◆ **Prompt**
Whenever the string "Клиента" turns up in a line below, that line should be copied.

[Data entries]
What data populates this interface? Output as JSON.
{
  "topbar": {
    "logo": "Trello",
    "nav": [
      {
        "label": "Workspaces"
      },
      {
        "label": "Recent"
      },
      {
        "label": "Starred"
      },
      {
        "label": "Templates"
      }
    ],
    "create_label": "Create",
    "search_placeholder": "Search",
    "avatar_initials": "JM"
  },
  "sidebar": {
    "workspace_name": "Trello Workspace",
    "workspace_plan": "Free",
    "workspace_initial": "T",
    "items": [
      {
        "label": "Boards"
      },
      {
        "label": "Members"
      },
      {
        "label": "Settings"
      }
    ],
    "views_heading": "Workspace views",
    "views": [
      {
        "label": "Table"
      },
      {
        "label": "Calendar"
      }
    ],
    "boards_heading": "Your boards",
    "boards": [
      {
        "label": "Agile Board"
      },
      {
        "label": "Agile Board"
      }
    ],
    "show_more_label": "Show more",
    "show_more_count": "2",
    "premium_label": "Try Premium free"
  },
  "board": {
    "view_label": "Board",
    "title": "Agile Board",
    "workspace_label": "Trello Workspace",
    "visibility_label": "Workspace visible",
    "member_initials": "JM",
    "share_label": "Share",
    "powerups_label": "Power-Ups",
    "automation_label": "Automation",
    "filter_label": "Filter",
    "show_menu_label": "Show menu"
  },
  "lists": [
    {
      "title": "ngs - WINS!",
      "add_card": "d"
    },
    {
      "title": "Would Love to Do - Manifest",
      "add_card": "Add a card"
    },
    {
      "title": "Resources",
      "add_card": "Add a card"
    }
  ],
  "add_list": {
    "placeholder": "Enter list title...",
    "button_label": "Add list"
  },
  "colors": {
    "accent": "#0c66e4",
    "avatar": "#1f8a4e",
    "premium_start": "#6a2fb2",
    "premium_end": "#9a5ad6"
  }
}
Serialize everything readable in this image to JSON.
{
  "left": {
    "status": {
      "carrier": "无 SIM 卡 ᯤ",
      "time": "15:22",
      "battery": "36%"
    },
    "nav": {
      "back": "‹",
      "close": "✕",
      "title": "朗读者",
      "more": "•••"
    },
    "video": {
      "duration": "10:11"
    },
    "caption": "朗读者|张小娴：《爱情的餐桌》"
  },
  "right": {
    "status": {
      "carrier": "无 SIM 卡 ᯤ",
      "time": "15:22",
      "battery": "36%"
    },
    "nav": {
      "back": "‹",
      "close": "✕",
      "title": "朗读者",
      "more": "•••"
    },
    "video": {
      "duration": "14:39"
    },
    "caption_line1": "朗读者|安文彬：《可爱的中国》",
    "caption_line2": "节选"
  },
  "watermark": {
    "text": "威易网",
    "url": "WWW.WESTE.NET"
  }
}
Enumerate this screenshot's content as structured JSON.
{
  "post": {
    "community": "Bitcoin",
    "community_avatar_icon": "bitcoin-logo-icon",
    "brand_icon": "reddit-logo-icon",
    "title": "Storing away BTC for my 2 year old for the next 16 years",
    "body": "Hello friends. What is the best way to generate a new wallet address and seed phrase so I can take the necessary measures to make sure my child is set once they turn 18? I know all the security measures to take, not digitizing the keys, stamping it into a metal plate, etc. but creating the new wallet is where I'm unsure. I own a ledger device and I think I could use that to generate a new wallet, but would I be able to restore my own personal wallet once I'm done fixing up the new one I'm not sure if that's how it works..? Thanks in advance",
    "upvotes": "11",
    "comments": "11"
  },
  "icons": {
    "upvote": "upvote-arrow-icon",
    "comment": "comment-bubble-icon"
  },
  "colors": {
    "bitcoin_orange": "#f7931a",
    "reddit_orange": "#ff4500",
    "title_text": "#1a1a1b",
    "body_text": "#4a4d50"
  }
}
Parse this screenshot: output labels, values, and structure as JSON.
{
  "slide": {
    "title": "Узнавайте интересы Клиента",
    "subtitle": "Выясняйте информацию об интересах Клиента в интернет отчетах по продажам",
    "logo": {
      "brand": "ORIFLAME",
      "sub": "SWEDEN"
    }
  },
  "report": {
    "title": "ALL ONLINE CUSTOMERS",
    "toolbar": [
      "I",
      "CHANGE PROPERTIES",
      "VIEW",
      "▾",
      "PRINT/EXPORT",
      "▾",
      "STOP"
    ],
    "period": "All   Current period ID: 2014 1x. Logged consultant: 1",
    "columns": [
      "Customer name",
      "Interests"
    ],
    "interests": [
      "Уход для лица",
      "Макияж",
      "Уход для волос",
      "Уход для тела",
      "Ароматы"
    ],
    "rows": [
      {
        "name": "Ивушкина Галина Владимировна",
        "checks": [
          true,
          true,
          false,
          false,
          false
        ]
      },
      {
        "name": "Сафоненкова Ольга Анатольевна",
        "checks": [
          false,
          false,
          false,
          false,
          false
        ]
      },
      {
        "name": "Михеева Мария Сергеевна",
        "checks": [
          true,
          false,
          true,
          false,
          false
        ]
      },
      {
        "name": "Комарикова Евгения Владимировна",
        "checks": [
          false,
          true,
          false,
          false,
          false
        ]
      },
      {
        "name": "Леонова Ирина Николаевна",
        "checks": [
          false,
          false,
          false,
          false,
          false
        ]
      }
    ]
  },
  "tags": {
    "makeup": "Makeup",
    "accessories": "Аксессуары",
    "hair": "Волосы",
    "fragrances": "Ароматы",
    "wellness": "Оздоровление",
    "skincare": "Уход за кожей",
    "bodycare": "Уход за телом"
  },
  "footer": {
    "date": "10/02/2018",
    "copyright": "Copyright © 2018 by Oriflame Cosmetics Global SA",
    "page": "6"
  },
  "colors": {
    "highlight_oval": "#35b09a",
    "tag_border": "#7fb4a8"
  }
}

◆ **Response to this task**
    "title": "Узнавайте интересы Клиента",
    "subtitle": "Выясняйте информацию об интересах Клиента в интернет отчетах по продажам",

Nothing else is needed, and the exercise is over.